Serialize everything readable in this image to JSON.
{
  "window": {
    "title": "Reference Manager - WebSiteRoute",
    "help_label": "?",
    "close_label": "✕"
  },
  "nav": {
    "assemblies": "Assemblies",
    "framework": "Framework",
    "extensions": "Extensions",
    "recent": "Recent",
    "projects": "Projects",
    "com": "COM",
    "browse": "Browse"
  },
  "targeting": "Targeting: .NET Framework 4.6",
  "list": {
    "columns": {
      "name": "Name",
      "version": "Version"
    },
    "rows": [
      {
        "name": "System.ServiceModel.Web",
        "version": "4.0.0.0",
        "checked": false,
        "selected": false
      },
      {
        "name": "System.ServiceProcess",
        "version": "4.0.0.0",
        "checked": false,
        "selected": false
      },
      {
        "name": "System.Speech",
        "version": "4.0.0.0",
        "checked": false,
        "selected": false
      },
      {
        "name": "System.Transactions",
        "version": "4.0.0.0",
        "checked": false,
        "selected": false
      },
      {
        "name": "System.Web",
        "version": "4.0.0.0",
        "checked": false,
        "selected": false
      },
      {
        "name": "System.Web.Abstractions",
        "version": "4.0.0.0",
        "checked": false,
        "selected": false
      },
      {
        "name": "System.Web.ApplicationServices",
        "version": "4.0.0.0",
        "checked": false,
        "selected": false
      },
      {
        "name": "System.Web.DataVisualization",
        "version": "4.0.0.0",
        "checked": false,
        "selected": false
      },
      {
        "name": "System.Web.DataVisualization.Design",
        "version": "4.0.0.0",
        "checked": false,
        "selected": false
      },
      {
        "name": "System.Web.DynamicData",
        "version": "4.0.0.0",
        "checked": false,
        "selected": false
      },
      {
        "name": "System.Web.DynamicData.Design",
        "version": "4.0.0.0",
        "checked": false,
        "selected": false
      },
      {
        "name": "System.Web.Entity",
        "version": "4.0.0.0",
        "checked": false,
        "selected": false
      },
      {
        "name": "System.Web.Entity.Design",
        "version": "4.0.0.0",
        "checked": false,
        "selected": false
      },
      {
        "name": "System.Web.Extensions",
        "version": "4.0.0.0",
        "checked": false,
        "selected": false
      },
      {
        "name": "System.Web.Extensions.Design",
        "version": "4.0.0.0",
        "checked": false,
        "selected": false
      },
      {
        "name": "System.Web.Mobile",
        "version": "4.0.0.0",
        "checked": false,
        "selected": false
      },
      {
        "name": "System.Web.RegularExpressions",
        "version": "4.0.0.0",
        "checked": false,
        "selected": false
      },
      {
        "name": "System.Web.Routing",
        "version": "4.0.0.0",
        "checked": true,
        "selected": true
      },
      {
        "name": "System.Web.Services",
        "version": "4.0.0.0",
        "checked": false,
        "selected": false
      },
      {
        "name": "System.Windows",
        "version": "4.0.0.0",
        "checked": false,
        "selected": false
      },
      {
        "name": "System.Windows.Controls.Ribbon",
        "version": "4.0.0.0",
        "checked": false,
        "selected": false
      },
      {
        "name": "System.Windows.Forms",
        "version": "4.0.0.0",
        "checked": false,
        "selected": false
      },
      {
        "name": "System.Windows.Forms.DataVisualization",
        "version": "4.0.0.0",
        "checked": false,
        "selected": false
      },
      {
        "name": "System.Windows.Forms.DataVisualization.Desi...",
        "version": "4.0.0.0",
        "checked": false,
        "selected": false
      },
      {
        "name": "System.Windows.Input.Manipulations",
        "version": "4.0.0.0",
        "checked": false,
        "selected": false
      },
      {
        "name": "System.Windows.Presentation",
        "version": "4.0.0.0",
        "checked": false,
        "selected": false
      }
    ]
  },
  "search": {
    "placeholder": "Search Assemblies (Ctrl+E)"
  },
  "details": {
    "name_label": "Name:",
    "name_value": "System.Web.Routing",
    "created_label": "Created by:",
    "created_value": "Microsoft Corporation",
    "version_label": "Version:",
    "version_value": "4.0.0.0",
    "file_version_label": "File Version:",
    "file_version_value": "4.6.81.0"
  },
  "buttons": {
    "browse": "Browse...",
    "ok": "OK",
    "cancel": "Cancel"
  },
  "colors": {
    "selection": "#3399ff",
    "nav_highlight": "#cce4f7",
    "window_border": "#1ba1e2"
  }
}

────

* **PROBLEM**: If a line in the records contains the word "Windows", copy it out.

* **RESULT OF THE TASK**:
        "name": "System.Windows",
        "name": "System.Windows.Controls.Ribbon",
        "name": "System.Windows.Forms",
        "name": "System.Windows.Forms.DataVisualization",
        "name": "System.Windows.Forms.DataVisualization.Desi...",
        "name": "System.Windows.Input.Manipulations",
        "name": "System.Windows.Presentation",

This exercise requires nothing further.